WORK REQUIRED
Tally the lines of the listing that contain the word "night", then give the total and nothing else.

EXCERPTED DATA
|---|
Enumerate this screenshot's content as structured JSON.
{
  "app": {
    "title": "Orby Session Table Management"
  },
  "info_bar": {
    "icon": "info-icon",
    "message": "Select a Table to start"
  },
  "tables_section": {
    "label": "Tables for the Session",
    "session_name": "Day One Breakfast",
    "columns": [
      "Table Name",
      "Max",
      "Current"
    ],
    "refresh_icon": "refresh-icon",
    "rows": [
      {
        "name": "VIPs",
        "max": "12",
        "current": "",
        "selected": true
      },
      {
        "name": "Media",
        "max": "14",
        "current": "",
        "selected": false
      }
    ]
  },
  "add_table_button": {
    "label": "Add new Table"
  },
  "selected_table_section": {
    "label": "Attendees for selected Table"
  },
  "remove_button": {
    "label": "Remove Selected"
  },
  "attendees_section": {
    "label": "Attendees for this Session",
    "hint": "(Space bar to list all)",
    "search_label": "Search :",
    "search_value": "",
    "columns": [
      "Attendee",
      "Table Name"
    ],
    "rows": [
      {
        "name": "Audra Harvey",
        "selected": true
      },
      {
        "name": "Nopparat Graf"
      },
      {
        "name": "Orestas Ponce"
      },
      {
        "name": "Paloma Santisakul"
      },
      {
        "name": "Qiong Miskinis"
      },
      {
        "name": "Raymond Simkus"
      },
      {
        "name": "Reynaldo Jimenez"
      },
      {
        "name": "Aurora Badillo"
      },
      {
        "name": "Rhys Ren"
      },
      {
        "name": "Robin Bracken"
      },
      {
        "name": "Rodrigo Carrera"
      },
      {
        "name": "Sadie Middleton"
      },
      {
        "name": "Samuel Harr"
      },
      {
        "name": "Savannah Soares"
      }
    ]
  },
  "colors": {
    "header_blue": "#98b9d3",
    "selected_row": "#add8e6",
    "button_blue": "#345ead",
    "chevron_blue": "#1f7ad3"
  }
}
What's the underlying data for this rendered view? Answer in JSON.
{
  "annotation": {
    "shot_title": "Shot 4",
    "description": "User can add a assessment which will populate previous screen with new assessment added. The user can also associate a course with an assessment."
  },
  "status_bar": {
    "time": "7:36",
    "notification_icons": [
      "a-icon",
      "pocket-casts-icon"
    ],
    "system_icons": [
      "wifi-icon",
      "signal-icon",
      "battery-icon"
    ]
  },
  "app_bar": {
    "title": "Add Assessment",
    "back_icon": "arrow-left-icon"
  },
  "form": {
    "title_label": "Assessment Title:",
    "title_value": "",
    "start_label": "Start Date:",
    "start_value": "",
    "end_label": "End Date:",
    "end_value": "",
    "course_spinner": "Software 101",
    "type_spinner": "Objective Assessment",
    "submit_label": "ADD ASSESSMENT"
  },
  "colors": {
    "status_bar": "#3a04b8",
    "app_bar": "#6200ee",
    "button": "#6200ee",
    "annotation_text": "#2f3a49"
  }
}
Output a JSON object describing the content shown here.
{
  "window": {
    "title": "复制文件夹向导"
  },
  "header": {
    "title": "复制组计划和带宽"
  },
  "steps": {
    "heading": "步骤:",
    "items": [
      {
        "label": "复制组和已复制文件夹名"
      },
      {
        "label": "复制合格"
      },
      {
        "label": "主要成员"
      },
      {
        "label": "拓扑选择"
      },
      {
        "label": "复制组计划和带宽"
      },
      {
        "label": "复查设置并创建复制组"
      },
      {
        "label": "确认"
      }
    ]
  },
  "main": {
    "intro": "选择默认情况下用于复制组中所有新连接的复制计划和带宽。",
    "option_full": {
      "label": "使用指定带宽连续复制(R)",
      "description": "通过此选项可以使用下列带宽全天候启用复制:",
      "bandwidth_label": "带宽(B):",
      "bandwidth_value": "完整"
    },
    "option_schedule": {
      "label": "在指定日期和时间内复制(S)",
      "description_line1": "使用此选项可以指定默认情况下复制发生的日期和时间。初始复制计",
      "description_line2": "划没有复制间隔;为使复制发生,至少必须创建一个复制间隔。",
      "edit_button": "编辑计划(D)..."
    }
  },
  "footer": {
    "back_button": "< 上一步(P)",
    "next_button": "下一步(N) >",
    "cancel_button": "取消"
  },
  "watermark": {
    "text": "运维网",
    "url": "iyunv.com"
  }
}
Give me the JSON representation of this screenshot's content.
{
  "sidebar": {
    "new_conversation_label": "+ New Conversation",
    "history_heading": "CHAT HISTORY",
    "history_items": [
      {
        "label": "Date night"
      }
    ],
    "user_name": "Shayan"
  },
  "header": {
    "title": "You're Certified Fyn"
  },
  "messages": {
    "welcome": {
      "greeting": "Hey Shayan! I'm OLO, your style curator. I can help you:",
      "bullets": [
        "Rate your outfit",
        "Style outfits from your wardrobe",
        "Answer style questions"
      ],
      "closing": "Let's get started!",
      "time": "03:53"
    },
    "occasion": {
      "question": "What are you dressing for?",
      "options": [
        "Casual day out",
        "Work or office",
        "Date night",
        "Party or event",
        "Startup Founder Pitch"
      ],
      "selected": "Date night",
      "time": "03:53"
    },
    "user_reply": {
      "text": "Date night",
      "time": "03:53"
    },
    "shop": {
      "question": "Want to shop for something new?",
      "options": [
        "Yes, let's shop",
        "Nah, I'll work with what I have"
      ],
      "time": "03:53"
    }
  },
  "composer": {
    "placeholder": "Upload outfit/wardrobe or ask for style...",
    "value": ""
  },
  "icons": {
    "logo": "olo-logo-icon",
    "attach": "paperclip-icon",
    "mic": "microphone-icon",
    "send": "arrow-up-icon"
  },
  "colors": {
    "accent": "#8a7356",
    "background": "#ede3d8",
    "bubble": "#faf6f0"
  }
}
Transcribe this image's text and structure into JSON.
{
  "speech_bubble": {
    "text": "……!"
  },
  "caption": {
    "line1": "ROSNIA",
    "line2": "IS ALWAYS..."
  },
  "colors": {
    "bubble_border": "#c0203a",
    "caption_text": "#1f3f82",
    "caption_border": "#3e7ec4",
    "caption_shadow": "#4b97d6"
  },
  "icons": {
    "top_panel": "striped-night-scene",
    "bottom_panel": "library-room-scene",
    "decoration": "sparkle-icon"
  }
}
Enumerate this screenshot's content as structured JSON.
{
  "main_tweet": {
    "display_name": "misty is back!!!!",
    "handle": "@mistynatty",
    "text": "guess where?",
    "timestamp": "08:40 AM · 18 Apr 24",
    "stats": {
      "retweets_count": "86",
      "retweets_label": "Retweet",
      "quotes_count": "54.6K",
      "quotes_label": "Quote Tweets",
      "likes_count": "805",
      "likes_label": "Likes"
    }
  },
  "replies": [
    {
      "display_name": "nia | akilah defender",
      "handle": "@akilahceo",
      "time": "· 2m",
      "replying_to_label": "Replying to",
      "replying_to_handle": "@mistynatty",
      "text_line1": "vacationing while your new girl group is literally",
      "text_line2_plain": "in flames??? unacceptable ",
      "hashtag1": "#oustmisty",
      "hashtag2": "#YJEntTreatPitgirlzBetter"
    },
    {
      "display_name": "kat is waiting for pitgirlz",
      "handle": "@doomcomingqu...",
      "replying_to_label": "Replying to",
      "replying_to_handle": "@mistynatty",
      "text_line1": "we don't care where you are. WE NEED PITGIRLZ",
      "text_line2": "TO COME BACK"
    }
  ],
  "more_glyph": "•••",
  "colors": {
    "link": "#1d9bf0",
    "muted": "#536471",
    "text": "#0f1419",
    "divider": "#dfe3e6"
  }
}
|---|
TASK OUTPUT
5